Within the first couple of innings, we knew the Atlanta result. The Braves won. The Giants still needed to earn their own way into the playoffs. If they lose today, I’m driving to San Diego tonight.
But today was a different game. Jonathan Sanchez was on the mound. He doesn’t have any experience in playoff atmospheres like this, but he’s one of my favorite players, and in the past it seems like he does better under pressure.
But the first inning seemed like déjà vu all over again. The first batter, Chris Denorfin, got a hit. He advanced to second on a sacrifice. I was thinking, here we go again. But Sanchez settled down, and things went smoothly from there. He got out of the inning without a run scoring.
With the Giants at bat and no score in the third inning, a ball was hit to triples alley. It took such a lucky bounce, that I thought I might even see my first inside-the-park home run. I was astonished when the runner went into third standing up. Why didn’t he at least round the bag toward home. And then I understood. The triple had been hit by the pitcher, Jonathon Sanchez, maybe the worst hitter on the team. Of course they weren’t going to risk hurting the pitcher in a collision at home plate. It was the first triple in Sanchez’ career.
Sanchez scored on a hit by Freddy Sanchez, and suddenly it didn’t feel like déjà vu no more. The Giants were leading for the first time in the series. That run proved to be all the Giants needed. Brian Wilson, he of the beard, came on to pitch the ninth inning. He retired the side in order. He struck out pinch-hitter Luis Durango on three pitches. Durango never swung the bat. Giants win, 3-0.
Things got really fun from there. The crowd was a sea of orange, waving their rally rags. The Giants piled on each other on the infield, then ran a victory lap around the outfield, high fiving the fans in the front rows. No one was running for their cars to get ahead of the stairway crush, to beat the rush out of the parking garages. Nobody moved.

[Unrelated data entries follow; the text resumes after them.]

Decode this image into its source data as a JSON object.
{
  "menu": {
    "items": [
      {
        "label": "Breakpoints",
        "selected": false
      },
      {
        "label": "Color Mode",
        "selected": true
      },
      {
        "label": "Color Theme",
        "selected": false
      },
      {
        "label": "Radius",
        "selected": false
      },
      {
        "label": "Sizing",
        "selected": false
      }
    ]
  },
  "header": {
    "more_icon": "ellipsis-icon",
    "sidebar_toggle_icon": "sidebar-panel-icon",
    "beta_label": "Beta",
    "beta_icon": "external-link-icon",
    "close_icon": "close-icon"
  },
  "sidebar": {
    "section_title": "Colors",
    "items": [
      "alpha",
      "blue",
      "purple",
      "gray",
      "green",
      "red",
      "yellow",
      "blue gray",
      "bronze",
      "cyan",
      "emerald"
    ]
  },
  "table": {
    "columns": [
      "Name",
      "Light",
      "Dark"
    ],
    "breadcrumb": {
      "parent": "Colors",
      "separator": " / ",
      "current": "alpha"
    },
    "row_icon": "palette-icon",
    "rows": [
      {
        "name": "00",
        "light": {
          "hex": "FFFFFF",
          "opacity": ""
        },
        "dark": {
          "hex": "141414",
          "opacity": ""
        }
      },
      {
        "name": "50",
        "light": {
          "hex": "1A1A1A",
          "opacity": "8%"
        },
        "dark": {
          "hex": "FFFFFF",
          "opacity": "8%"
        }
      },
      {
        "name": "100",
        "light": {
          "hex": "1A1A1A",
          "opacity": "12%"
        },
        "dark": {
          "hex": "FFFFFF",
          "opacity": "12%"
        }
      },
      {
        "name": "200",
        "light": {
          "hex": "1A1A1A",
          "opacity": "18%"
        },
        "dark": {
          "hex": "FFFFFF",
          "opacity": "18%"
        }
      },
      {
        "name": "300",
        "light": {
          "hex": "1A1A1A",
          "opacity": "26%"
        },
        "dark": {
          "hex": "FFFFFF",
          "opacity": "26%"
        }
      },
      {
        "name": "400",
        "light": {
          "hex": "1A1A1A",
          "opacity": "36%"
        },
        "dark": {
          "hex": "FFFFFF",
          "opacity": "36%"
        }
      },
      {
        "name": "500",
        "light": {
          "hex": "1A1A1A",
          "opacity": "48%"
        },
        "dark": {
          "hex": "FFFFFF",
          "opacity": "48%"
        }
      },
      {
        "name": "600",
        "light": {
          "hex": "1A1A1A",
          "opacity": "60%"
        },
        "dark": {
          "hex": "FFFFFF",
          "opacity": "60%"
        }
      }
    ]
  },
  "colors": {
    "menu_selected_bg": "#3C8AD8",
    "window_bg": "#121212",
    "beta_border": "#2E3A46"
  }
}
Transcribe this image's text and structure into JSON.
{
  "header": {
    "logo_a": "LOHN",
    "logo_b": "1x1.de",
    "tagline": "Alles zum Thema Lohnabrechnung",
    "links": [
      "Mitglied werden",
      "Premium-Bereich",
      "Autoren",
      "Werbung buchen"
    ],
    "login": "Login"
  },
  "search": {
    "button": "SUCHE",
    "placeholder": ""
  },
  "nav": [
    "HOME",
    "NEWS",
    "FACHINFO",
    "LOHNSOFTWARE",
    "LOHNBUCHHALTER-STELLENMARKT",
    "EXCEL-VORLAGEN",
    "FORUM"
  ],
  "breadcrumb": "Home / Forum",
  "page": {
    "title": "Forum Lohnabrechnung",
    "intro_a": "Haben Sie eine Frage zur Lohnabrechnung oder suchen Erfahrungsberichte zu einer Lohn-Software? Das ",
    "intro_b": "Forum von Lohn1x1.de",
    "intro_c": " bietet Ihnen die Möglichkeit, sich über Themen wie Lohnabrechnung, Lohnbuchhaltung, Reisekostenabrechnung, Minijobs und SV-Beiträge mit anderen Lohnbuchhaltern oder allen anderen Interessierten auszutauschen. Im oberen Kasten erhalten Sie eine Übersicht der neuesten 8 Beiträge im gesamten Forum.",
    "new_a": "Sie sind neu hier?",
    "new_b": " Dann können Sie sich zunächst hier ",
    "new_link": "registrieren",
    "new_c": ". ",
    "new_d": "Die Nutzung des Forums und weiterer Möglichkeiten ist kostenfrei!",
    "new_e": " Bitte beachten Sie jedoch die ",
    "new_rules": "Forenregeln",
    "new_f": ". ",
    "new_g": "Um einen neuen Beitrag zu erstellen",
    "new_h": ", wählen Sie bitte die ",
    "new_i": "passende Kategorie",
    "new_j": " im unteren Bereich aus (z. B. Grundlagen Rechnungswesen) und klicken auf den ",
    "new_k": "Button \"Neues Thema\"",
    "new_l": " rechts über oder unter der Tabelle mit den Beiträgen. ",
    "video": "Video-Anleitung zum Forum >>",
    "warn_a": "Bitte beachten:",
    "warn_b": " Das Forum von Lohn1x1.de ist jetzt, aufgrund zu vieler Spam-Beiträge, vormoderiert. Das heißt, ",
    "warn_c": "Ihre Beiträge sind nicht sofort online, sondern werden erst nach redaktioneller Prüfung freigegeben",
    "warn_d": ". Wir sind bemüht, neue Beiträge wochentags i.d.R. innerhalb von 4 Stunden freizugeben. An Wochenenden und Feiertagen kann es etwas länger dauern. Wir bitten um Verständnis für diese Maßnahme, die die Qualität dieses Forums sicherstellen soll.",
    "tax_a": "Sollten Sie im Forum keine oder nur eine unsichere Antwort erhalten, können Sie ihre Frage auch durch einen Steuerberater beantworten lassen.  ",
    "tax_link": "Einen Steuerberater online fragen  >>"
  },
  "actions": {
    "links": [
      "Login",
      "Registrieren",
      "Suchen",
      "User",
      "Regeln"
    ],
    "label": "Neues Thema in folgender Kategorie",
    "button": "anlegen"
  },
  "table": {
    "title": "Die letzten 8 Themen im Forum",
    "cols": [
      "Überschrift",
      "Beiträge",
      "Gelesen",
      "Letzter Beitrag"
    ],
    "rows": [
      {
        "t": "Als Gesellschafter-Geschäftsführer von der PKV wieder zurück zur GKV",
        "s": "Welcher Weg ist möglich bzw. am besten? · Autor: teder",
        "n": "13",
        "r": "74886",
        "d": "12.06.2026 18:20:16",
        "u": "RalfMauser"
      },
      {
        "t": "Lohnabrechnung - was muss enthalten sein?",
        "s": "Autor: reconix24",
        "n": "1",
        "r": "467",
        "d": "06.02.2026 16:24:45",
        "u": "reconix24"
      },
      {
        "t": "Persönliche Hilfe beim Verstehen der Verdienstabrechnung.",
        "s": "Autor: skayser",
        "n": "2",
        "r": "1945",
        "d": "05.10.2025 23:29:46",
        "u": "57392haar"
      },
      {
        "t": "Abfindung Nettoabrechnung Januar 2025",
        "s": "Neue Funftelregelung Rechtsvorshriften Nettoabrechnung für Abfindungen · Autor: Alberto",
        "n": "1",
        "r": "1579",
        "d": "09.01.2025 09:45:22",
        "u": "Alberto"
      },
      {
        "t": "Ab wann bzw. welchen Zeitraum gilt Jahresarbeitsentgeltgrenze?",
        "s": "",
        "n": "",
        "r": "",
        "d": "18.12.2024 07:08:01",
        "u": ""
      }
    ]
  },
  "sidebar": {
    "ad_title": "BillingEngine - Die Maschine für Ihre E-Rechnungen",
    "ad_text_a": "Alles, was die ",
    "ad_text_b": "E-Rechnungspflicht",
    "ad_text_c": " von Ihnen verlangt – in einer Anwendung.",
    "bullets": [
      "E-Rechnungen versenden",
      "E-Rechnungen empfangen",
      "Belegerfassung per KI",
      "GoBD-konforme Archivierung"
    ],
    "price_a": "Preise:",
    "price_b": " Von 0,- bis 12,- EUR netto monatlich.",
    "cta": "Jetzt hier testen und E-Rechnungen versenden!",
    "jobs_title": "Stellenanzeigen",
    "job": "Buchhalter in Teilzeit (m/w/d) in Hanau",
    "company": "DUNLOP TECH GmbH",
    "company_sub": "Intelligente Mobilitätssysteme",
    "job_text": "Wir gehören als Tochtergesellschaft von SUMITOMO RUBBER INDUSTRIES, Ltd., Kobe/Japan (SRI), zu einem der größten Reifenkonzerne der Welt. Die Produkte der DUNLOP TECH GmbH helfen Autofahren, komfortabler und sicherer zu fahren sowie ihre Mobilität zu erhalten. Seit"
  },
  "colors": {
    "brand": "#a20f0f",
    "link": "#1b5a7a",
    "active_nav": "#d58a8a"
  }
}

There’s nothing like a clinch at home. And now I don’t have to drive to San Diego. The torture is over.